The declared aim was to “maintain the health of the working people”. But it was difficult to break the unhealthy habits of the citizens. High-fat food, smoked products and alcohol were the consumer goods that were always available to GDR citizens. Sugar was also available in large quantities. In contrast, the supply of fruit was insufficient. This explains the GDR citizens’ fascination with exotic fruit; tinned pineapple, for example, had a reputation in the East that the spoilt Westerner could hardly understand. Only occasionally did the GDR receive exotic fruit from “socialist brother countries”.
Furthermore, the general dissatisfaction of the GDR citizens led to an alarming increase in alcohol consumption: statistically, each of the 16.5 million inhabitants consumed 146 litres of beer and 15.5 litres of schnapps in 1989, four times the per capita consumption in 1960.
In the 1980s, life expectancy in the GDR was three years lower than the German average for women (75.7 years) and for men (69.7 years) (2.5 years).
The problems of health care were not reported in the GDR. The State Security Service, however, of course knew what was going on. In April 1989, it summarised the “causes of the supply situation in the health system”: “The material-technical and personnel supply was insufficient, the pharmaceutical industry was outdated. GDR products could hardly be used, we were partly completely dependent on the non-socialist economic area.“
In the period before the Wall was built, many doctors had gone to the West. Then, in the 1980s, a mass exodus of doctors led to a chronic shortage, especially of urgently needed specialists. Numerous Files from the Ministry of State Security show a clear shortage of doctors in the GDR in the 1980s. There was a shortage of doctors both in hospitals and in outpatient care. The individual districts and different specialties were affected to varying degrees. In 1987, the shortage of doctors at the University of Greifswald was described as a “problem that can hardly be solved”. More than a fifth of all hospital beds could not be occupied. Ideology played a fatal role, The GDR system never allowed enough young people to study and ideology prevented children of doctors from following in their parents’ footsteps.
Finished doctors had other problems. In many cities there were no flats for them. The general housing shortage in the GDR also affected them.
The Stasi was generally against travelling to the West for further training. Too often, doctors had simply not returned home. In the spring of 1989, the MfS reported: “Above all 30- to 45-year-old doctors with good professional qualifications, a quarter of them in management positions, would leave the GDR “illegally”.“
In addition, a disproportionately large number of doctors were involved in the citizens’ movement. The MfS was in the difficult position of not having to take action against the doctors because of the shortage of doctors. Worse, more and more GDR citizens realised that they were lagging behind the West. The multitude of hospital and doctor series on Western television were more effective than any state propaganda of the “class enemies”.

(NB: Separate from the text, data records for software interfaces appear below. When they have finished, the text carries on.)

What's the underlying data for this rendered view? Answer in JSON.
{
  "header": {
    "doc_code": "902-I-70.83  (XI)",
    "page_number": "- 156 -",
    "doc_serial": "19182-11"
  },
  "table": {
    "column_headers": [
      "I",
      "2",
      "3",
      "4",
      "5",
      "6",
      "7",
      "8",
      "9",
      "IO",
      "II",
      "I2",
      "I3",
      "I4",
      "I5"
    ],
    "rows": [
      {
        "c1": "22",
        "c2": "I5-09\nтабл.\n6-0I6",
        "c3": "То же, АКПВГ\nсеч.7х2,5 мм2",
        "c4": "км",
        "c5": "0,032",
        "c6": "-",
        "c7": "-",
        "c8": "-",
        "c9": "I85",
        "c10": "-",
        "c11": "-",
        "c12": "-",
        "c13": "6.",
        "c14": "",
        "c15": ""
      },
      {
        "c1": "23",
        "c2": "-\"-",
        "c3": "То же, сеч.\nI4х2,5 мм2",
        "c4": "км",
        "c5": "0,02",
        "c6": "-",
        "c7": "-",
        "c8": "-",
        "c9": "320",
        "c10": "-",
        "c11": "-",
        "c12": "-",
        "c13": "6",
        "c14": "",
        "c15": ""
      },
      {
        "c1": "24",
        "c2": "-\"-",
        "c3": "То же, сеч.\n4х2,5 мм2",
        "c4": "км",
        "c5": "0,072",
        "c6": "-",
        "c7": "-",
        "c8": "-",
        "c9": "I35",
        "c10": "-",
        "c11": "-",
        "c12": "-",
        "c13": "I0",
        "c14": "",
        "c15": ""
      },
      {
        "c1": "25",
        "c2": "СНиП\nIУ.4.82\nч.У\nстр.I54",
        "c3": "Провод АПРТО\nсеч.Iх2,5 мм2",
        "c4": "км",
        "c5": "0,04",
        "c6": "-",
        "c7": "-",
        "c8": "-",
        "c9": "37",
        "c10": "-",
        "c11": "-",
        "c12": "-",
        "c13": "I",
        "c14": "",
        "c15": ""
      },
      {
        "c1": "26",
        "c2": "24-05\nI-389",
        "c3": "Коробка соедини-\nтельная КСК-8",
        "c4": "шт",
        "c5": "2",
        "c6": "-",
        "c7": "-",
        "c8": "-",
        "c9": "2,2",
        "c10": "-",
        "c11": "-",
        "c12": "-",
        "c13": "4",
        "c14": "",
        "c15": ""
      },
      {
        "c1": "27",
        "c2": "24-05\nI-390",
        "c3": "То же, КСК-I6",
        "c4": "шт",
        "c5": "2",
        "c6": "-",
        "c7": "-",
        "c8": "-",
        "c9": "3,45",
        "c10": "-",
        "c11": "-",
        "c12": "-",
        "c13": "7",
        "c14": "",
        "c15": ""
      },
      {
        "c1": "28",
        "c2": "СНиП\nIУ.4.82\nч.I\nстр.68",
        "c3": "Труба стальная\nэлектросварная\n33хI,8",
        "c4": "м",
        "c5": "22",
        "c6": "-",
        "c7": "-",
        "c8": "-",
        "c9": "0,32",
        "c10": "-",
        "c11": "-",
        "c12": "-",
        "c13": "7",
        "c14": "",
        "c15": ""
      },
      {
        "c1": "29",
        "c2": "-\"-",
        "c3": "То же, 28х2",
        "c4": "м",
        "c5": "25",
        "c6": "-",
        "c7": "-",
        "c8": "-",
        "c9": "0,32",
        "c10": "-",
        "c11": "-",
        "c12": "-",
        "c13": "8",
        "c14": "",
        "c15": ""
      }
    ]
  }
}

Only a few still believed in classless medicine. The “bigwigs” of the SED had access to the best care and Western medicines had always been procured for them. Thus the medical crisis accelerated the downfall of the GDR.